** Material for this task follows **

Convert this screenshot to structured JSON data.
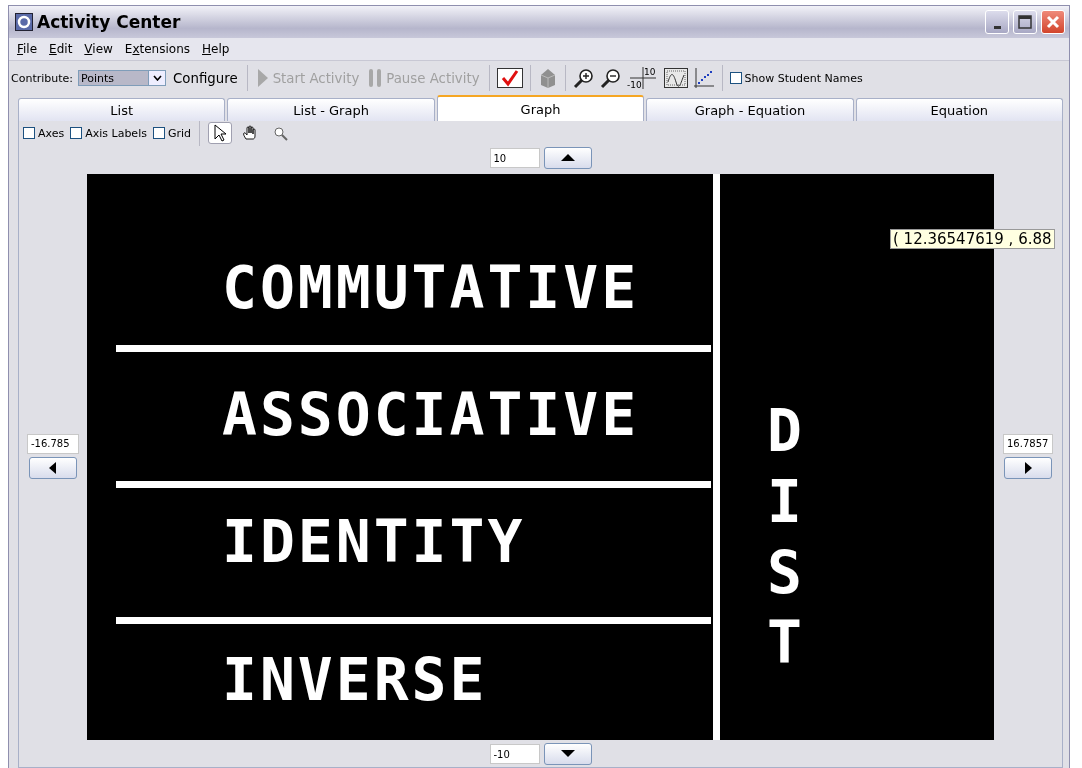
{
  "window": {
    "title": "Activity Center"
  },
  "menu": [
    {
      "label": "File"
    },
    {
      "label": "Edit"
    },
    {
      "label": "View"
    },
    {
      "label": "Extensions"
    },
    {
      "label": "Help"
    }
  ],
  "toolbar": {
    "contribute_label": "Contribute:",
    "contribute_value": "Points",
    "configure": "Configure",
    "start": {
      "label": "Start Activity",
      "disabled": true
    },
    "pause": {
      "label": "Pause Activity",
      "disabled": true
    },
    "window_icon_labels": [
      "10",
      "-10"
    ],
    "show_names": {
      "label": "Show Student Names",
      "checked": false
    }
  },
  "tabs": [
    {
      "label": "List",
      "selected": false
    },
    {
      "label": "List - Graph",
      "selected": false
    },
    {
      "label": "Graph",
      "selected": true
    },
    {
      "label": "Graph - Equation",
      "selected": false
    },
    {
      "label": "Equation",
      "selected": false
    }
  ],
  "options": [
    {
      "label": "Axes",
      "checked": false
    },
    {
      "label": "Axis Labels",
      "checked": false
    },
    {
      "label": "Grid",
      "checked": false
    }
  ],
  "tools": [
    {
      "kind": "pointer",
      "selected": true
    },
    {
      "kind": "hand",
      "selected": false
    },
    {
      "kind": "zoom",
      "selected": false
    }
  ],
  "range": {
    "ymax": "10",
    "ymin": "-10",
    "xmin": "-16.785",
    "xmax": "16.7857"
  },
  "graph": {
    "rows": [
      "COMMUTATIVE",
      "ASSOCIATIVE",
      "IDENTITY",
      "INVERSE"
    ],
    "side": "DIST",
    "tooltip": "( 12.36547619 , 6.88"
  }
}
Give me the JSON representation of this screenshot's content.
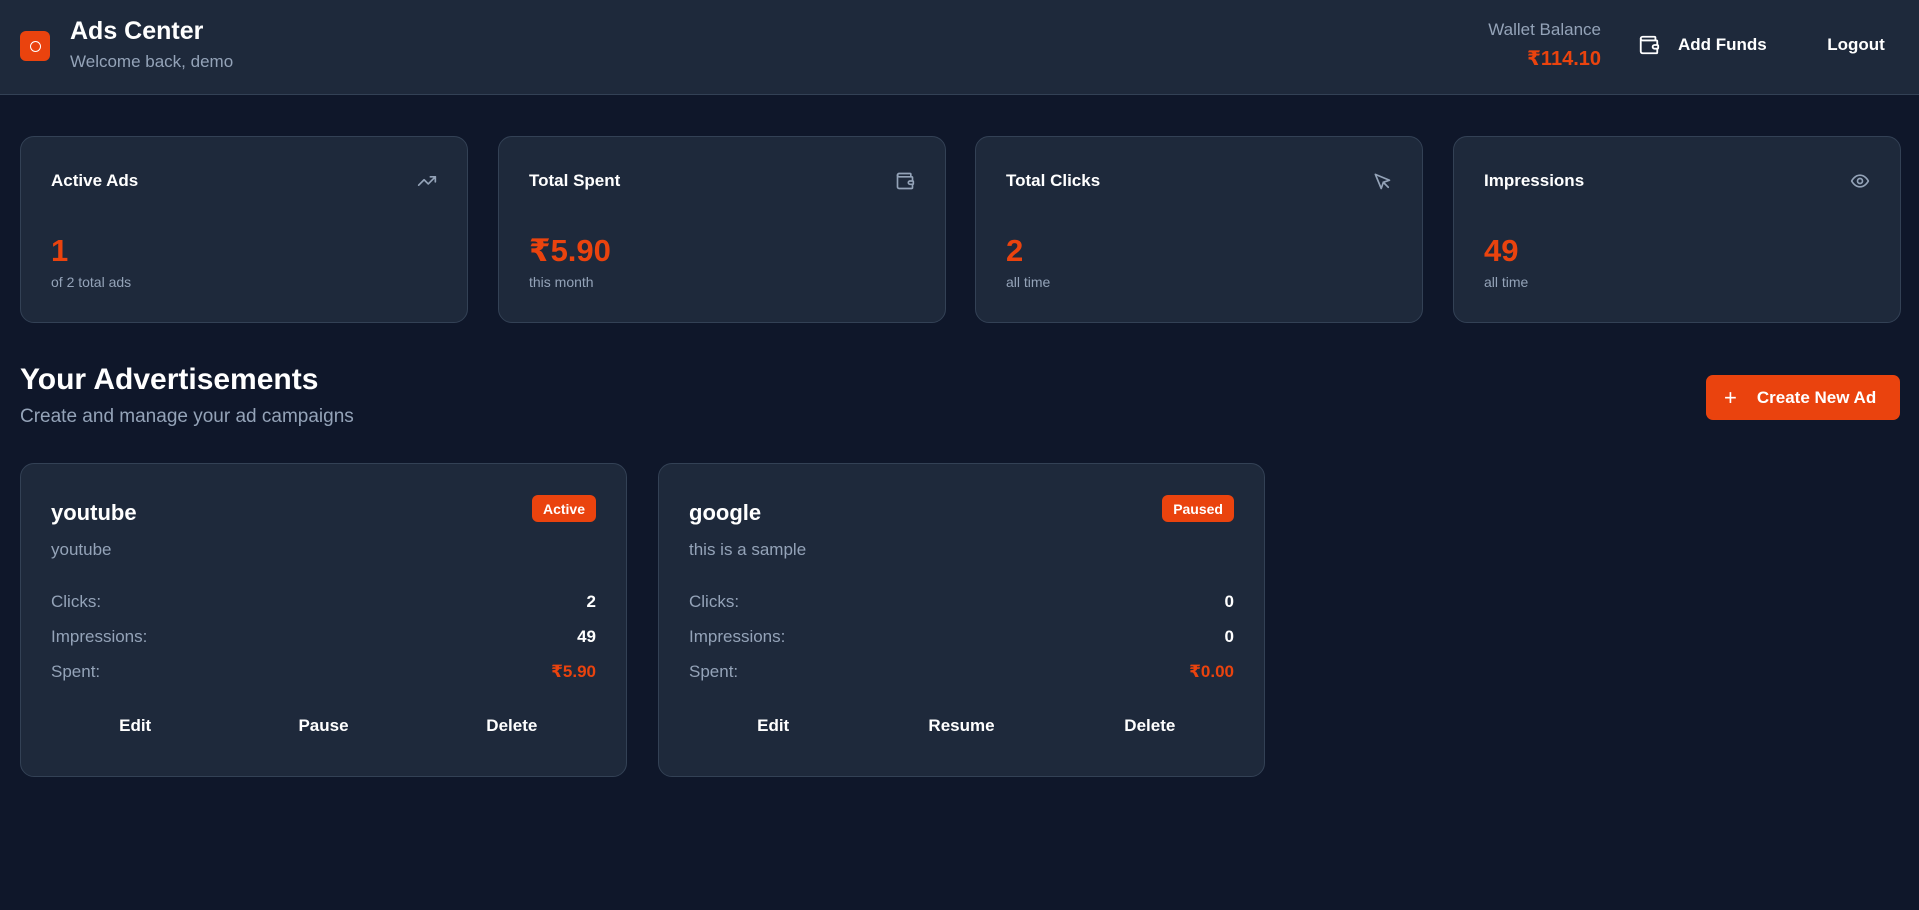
{
  "header": {
    "title": "Ads Center",
    "subtitle": "Welcome back, demo",
    "wallet_label": "Wallet Balance",
    "wallet_value": "₹114.10",
    "add_funds_label": "Add Funds",
    "logout_label": "Logout",
    "accent_color": "#ea430e"
  },
  "stats": [
    {
      "title": "Active Ads",
      "value": "1",
      "sub": "of 2 total ads",
      "icon": "trending-up-icon"
    },
    {
      "title": "Total Spent",
      "value": "₹5.90",
      "sub": "this month",
      "icon": "wallet-icon"
    },
    {
      "title": "Total Clicks",
      "value": "2",
      "sub": "all time",
      "icon": "cursor-icon"
    },
    {
      "title": "Impressions",
      "value": "49",
      "sub": "all time",
      "icon": "eye-icon"
    }
  ],
  "section": {
    "title": "Your Advertisements",
    "subtitle": "Create and manage your ad campaigns",
    "create_label": "Create New Ad",
    "create_icon": "+"
  },
  "ads": [
    {
      "name": "youtube",
      "status": "Active",
      "description": "youtube",
      "clicks_label": "Clicks:",
      "clicks": "2",
      "impressions_label": "Impressions:",
      "impressions": "49",
      "spent_label": "Spent:",
      "spent": "₹5.90",
      "actions": [
        "Edit",
        "Pause",
        "Delete"
      ]
    },
    {
      "name": "google",
      "status": "Paused",
      "description": "this is a sample",
      "clicks_label": "Clicks:",
      "clicks": "0",
      "impressions_label": "Impressions:",
      "impressions": "0",
      "spent_label": "Spent:",
      "spent": "₹0.00",
      "actions": [
        "Edit",
        "Resume",
        "Delete"
      ]
    }
  ]
}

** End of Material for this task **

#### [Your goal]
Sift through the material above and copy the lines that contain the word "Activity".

#### [Result for this exercise]
    "title": "Activity Center"
      "label": "Start Activity",
      "label": "Pause Activity",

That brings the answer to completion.